  12. Hung, L.H.; Kristiyanto, D.; Lee, S.B.; Yeung, K.Y. (2016). "GUIdock: Using Docker containers with a common graphics user interface to address the reproducibility of research". PLoS One 11 (4): e0152686. doi:10.1371/journal.pone.0152686. PMC PMC4821530. PMID 27045593. http://www.pubmedcentral.nih.gov/articlerender.fcgi?tool=pmcentrez&artid=PMC4821530. 
  13. Moreews, F.; Sallou, O.; Ménager, H. et al. (2015). "BioShaDock: A community driven bioinformatics shared Docker-based tools registry". F1000Research 4: 1443. doi:10.12688/f1000research.7536.1. PMC PMC4743153. PMID 26913191. http://www.pubmedcentral.nih.gov/articlerender.fcgi?tool=pmcentrez&artid=PMC4743153. 
  14. Cancer Genome Atlas Research Network (2013). "Genomic and epigenomic landscapes of adult de novo acute myeloid leukemia". New England Journal of Medicine 368 (22): 2059-74. doi:10.1056/NEJMoa1301689. PMC PMC3767041. PMID 23634996. http://www.pubmedcentral.nih.gov/articlerender.fcgi?tool=pmcentrez&artid=PMC3767041. 
  15. 15.0 15.1 Piccolo, S.R.; Frampton, M.B. (2016). "Tools and techniques for computational reproducibility". GigaScience 5 (1): 30. doi:10.1186/s13742-016-0135-4. PMC PMC4940747. PMID 27401684. http://www.pubmedcentral.nih.gov/articlerender.fcgi?tool=pmcentrez&artid=PMC4940747. 

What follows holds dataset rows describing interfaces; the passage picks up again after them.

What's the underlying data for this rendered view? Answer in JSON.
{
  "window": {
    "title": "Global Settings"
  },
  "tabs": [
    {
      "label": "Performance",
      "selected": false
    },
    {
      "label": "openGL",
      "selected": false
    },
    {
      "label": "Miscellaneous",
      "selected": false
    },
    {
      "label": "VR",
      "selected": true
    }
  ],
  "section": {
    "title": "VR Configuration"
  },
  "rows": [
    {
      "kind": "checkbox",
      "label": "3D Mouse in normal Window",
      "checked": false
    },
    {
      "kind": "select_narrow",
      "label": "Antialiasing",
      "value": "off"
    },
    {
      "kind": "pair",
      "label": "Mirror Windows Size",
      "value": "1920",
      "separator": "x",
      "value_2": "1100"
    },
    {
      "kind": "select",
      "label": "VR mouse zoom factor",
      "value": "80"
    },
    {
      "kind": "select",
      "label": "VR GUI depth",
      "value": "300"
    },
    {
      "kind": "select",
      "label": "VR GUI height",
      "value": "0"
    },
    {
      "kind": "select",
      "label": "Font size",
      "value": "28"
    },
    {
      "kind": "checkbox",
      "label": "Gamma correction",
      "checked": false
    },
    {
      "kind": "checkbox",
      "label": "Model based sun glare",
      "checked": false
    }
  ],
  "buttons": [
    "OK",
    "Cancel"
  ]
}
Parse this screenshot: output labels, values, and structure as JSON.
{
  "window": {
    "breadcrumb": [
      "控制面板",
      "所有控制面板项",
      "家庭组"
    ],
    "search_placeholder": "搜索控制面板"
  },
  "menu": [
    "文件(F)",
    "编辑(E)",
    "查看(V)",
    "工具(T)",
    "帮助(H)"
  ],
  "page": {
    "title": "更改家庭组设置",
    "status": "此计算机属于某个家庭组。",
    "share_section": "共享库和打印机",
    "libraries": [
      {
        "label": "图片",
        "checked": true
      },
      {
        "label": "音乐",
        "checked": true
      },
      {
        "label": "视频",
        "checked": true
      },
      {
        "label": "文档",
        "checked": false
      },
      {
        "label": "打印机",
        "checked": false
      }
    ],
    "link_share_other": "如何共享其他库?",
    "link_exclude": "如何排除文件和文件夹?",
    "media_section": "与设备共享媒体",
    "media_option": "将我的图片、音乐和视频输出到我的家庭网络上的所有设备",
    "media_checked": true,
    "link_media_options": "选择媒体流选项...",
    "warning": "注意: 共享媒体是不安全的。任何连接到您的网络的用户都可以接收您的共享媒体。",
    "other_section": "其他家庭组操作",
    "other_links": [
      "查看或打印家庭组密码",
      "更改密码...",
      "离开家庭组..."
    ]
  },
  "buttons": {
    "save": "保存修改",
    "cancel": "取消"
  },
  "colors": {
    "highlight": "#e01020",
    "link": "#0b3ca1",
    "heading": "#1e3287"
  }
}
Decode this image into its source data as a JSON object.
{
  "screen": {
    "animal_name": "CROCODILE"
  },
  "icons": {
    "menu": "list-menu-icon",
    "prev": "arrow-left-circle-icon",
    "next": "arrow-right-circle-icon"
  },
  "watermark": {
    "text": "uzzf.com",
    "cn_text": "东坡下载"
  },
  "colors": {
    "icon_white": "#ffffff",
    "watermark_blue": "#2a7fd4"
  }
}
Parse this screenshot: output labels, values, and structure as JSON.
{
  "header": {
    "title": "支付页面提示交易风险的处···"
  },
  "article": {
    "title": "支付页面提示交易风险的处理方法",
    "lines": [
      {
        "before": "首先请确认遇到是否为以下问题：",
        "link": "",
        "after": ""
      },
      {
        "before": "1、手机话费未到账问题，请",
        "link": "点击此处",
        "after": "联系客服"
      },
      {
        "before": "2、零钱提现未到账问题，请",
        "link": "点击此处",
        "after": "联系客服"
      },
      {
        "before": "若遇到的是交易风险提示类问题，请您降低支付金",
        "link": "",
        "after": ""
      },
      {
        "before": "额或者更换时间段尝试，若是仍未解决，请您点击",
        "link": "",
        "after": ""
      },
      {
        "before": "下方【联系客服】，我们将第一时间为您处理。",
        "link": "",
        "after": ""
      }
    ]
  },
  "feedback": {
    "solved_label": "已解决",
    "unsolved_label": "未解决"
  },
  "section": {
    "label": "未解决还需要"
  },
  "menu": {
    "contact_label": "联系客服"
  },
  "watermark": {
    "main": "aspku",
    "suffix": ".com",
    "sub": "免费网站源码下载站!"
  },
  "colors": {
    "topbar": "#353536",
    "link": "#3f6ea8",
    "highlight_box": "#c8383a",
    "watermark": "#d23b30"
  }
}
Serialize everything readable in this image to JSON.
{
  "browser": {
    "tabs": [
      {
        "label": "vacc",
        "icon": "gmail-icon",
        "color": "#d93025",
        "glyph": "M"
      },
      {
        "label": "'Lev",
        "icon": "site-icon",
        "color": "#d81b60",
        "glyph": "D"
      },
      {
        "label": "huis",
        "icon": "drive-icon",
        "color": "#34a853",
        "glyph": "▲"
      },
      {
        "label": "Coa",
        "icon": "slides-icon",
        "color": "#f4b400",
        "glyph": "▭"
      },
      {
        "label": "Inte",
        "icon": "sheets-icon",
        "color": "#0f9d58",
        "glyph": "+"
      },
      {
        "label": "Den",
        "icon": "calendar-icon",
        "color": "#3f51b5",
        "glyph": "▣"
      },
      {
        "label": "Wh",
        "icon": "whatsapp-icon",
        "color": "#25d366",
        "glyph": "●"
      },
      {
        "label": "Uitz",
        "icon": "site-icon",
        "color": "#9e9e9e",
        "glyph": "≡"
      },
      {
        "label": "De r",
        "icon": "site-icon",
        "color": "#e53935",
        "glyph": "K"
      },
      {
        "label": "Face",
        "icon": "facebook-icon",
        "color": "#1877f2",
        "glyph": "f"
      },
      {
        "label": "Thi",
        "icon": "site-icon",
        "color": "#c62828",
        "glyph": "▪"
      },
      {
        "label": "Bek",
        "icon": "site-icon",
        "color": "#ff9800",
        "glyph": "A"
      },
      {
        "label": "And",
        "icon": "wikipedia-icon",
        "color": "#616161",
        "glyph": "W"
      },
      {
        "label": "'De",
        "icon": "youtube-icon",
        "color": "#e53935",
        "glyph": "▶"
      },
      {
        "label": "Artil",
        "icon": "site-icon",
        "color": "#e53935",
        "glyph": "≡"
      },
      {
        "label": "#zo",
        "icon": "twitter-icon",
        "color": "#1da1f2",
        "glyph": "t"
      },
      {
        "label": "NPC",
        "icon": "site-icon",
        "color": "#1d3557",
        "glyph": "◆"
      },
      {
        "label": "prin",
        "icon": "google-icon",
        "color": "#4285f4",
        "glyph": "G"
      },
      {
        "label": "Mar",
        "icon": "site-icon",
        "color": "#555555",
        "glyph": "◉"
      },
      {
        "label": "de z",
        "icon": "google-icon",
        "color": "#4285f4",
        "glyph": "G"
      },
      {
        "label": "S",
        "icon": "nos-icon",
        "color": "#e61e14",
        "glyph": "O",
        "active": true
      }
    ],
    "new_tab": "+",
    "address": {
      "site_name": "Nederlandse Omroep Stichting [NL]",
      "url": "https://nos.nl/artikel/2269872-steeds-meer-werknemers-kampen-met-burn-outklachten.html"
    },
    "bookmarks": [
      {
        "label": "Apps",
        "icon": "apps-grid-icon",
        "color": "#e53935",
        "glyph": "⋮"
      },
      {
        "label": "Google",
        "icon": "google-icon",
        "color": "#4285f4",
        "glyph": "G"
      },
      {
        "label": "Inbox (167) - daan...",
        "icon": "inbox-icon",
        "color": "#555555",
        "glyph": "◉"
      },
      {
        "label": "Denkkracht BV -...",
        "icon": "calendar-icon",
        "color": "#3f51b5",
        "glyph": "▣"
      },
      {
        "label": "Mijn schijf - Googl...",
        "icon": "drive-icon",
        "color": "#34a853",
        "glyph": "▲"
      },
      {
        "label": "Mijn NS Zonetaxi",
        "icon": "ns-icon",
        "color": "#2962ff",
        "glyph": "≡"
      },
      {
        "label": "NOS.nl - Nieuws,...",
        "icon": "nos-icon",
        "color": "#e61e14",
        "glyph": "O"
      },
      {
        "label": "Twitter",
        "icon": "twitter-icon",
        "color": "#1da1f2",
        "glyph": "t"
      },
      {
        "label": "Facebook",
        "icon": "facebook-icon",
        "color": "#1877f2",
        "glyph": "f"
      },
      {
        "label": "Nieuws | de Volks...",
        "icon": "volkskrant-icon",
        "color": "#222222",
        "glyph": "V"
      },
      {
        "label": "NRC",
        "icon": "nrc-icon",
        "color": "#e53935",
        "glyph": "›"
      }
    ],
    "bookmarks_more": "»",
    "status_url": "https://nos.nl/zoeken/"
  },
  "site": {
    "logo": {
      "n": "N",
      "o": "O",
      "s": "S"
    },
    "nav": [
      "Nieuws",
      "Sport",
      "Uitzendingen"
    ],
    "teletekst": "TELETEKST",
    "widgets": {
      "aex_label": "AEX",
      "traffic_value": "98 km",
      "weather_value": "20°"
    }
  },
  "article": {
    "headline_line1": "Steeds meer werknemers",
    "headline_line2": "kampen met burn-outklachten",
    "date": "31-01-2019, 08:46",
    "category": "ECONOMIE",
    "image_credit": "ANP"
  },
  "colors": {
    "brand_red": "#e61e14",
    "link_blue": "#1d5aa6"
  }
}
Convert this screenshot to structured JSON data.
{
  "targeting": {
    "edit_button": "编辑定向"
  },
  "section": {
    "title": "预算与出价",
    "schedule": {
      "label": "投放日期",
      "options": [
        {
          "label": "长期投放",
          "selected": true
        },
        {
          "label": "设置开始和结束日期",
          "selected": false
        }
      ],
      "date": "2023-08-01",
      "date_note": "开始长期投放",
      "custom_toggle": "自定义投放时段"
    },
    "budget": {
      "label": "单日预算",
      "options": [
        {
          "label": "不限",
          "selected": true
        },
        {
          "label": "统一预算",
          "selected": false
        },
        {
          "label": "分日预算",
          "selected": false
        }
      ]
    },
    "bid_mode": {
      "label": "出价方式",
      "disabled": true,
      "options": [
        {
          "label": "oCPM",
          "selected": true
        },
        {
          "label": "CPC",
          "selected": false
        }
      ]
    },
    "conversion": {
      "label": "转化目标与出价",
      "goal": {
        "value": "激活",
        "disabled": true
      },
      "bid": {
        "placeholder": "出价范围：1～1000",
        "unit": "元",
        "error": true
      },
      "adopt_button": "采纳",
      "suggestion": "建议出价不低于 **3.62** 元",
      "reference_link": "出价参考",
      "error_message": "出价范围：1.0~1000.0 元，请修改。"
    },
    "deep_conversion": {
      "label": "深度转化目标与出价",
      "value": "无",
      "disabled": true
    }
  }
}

  16. "Spotify/Luigi". GitHub, Inc. https://github.com/spotify/luigi. Retrieved 21 November 2016. 
  17. "Genomic Data Commons". National Cancer Institute. https://gdc.cancer.gov/. Retrieved 21 November 2016. 
  18. Larson, D.E.; Harris, C.C.; Chen, K. et al. (2012). "SomaticSniper: Identification of somatic point mutations in whole genome sequencing data". Bioinformatics 28 (3): 311-7. doi:10.1093/bioinformatics/btr665. PMC PMC3268238. PMID 22155872. http://www.pubmedcentral.nih.gov/articlerender.fcgi?tool=pmcentrez&artid=PMC3268238. 
  19. Miller, C.A.; White, B.S.; Dees, N.D. et al. (2014). "SciClone: inferring clonal architecture and tracking the spatial and temporal patterns of tumor evolution". PLoS Computational Biology 10 (8): e1003665. doi:10.1371/journal.pcbi.1003665. PMC PMC4125065. PMID 25102416. http://www.pubmedcentral.nih.gov/articlerender.fcgi?tool=pmcentrez&artid=PMC4125065. 

Notes

This presentation is faithful to the original, with only a few minor changes to presentation. In some cases important information was missing from the references, and that information was added.